* [About this task] All of the data, word for word and free of pictures, is the expected result.

* [Supplied records]
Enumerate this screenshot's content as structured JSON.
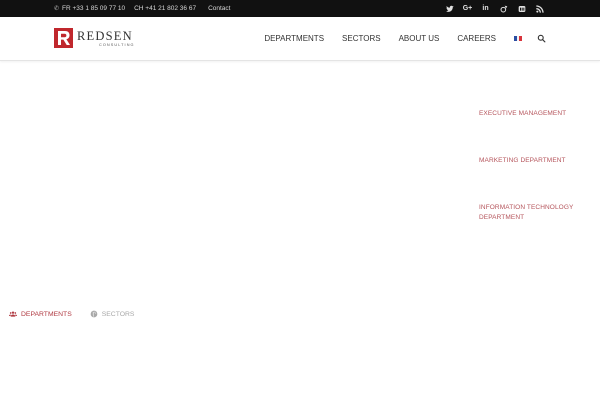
{
  "topbar": {
    "phone_fr": "FR +33 1 85 09 77 10",
    "phone_ch": "CH +41 21 802 36 67",
    "contact_label": "Contact",
    "social_icons": [
      "twitter-icon",
      "google-plus-icon",
      "linkedin-icon",
      "viadeo-icon",
      "meetup-icon",
      "rss-icon"
    ]
  },
  "brand": {
    "name": "REDSEN",
    "tagline": "CONSULTING",
    "color": "#c0272d"
  },
  "nav": {
    "items": [
      "DEPARTMENTS",
      "SECTORS",
      "ABOUT US",
      "CAREERS"
    ],
    "language_flag": "french-flag-icon",
    "search_icon": "search-icon"
  },
  "side_links": {
    "executive": "EXECUTIVE MANAGEMENT",
    "marketing": "MARKETING DEPARTMENT",
    "it_line1": "INFORMATION TECHNOLOGY",
    "it_line2": "DEPARTMENT",
    "color": "#b5545b"
  },
  "tabs": {
    "departments": "DEPARTMENTS",
    "sectors": "SECTORS",
    "active": "DEPARTMENTS",
    "active_color": "#b03a42"
  }
}
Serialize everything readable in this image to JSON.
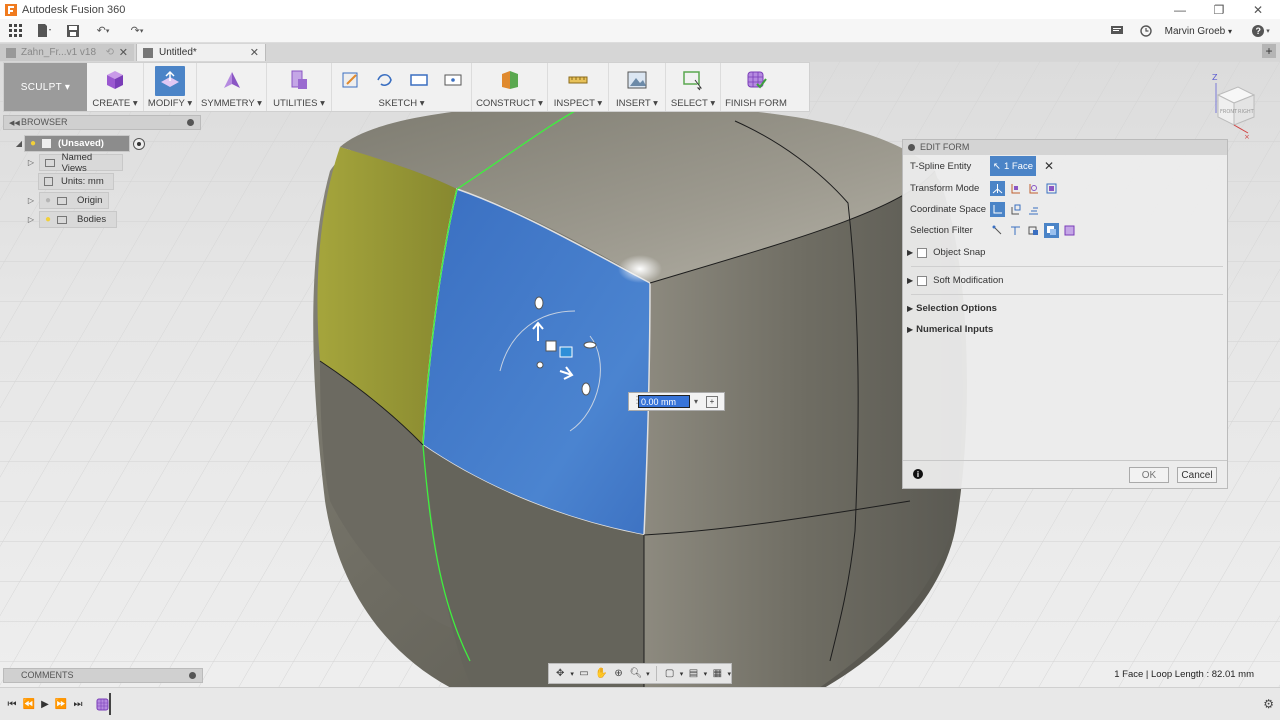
{
  "window": {
    "title": "Autodesk Fusion 360"
  },
  "appbar": {
    "user": "Marvin Groeb",
    "user_caret": "▾",
    "help": "?"
  },
  "tabs": [
    {
      "label": "Zahn_Fr...v1 v18"
    },
    {
      "label": "Untitled*"
    }
  ],
  "toolbar": {
    "workspace": "SCULPT ▾",
    "groups": {
      "create": "CREATE ▾",
      "modify": "MODIFY ▾",
      "symmetry": "SYMMETRY ▾",
      "utilities": "UTILITIES ▾",
      "sketch": "SKETCH ▾",
      "construct": "CONSTRUCT ▾",
      "inspect": "INSPECT ▾",
      "insert": "INSERT ▾",
      "select": "SELECT ▾",
      "finish": "FINISH FORM"
    }
  },
  "browser": {
    "header": "BROWSER",
    "items": [
      {
        "label": "(Unsaved)"
      },
      {
        "label": "Named Views"
      },
      {
        "label": "Units: mm"
      },
      {
        "label": "Origin"
      },
      {
        "label": "Bodies"
      }
    ]
  },
  "comments": {
    "header": "COMMENTS"
  },
  "edit_form": {
    "title": "EDIT FORM",
    "tspline_label": "T-Spline Entity",
    "tspline_value": "1 Face",
    "transform_mode_label": "Transform Mode",
    "coord_space_label": "Coordinate Space",
    "selection_filter_label": "Selection Filter",
    "object_snap": "Object Snap",
    "soft_mod": "Soft Modification",
    "selection_options": "Selection Options",
    "numerical_inputs": "Numerical Inputs",
    "ok": "OK",
    "cancel": "Cancel"
  },
  "distance_input": {
    "value": "0.00 mm"
  },
  "status": {
    "text": "1 Face | Loop Length : 82.01 mm"
  },
  "viewcube": {
    "axis_z": "Z",
    "front": "FRONT",
    "right": "RIGHT"
  },
  "colors": {
    "accent": "#4b84c7",
    "selected_face": "#3f74c4",
    "yellow_face": "#9a9a34",
    "body": "#6f6d63"
  }
}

* [Your solution]
Enumerate this screenshot's content as structured JSON.
{
  "topbar": {
    "phone_fr": "FR +33 1 85 09 77 10",
    "phone_ch": "CH +41 21 802 36 67",
    "contact_label": "Contact",
    "social_icons": [
      "twitter-icon",
      "google-plus-icon",
      "linkedin-icon",
      "viadeo-icon",
      "meetup-icon",
      "rss-icon"
    ]
  },
  "brand": {
    "name": "REDSEN",
    "tagline": "CONSULTING",
    "color": "#c0272d"
  },
  "nav": {
    "items": [
      "DEPARTMENTS",
      "SECTORS",
      "ABOUT US",
      "CAREERS"
    ],
    "language_flag": "french-flag-icon",
    "search_icon": "search-icon"
  },
  "side_links": {
    "executive": "EXECUTIVE MANAGEMENT",
    "marketing": "MARKETING DEPARTMENT",
    "it_line1": "INFORMATION TECHNOLOGY",
    "it_line2": "DEPARTMENT",
    "color": "#b5545b"
  },
  "tabs": {
    "departments": "DEPARTMENTS",
    "sectors": "SECTORS",
    "active": "DEPARTMENTS",
    "active_color": "#b03a42"
  }
}
Serialize everything readable in this image to JSON.
{
  "window": {
    "title": "Autodesk Fusion 360"
  },
  "appbar": {
    "user": "Marvin Groeb",
    "user_caret": "▾",
    "help": "?"
  },
  "tabs": [
    {
      "label": "Zahn_Fr...v1 v18"
    },
    {
      "label": "Untitled*"
    }
  ],
  "toolbar": {
    "workspace": "SCULPT ▾",
    "groups": {
      "create": "CREATE ▾",
      "modify": "MODIFY ▾",
      "symmetry": "SYMMETRY ▾",
      "utilities": "UTILITIES ▾",
      "sketch": "SKETCH ▾",
      "construct": "CONSTRUCT ▾",
      "inspect": "INSPECT ▾",
      "insert": "INSERT ▾",
      "select": "SELECT ▾",
      "finish": "FINISH FORM"
    }
  },
  "browser": {
    "header": "BROWSER",
    "items": [
      {
        "label": "(Unsaved)"
      },
      {
        "label": "Named Views"
      },
      {
        "label": "Units: mm"
      },
      {
        "label": "Origin"
      },
      {
        "label": "Bodies"
      }
    ]
  },
  "comments": {
    "header": "COMMENTS"
  },
  "edit_form": {
    "title": "EDIT FORM",
    "tspline_label": "T-Spline Entity",
    "tspline_value": "1 Face",
    "transform_mode_label": "Transform Mode",
    "coord_space_label": "Coordinate Space",
    "selection_filter_label": "Selection Filter",
    "object_snap": "Object Snap",
    "soft_mod": "Soft Modification",
    "selection_options": "Selection Options",
    "numerical_inputs": "Numerical Inputs",
    "ok": "OK",
    "cancel": "Cancel"
  },
  "distance_input": {
    "value": "0.00 mm"
  },
  "status": {
    "text": "1 Face | Loop Length : 82.01 mm"
  },
  "viewcube": {
    "axis_z": "Z",
    "front": "FRONT",
    "right": "RIGHT"
  },
  "colors": {
    "accent": "#4b84c7",
    "selected_face": "#3f74c4",
    "yellow_face": "#9a9a34",
    "body": "#6f6d63"
  }
}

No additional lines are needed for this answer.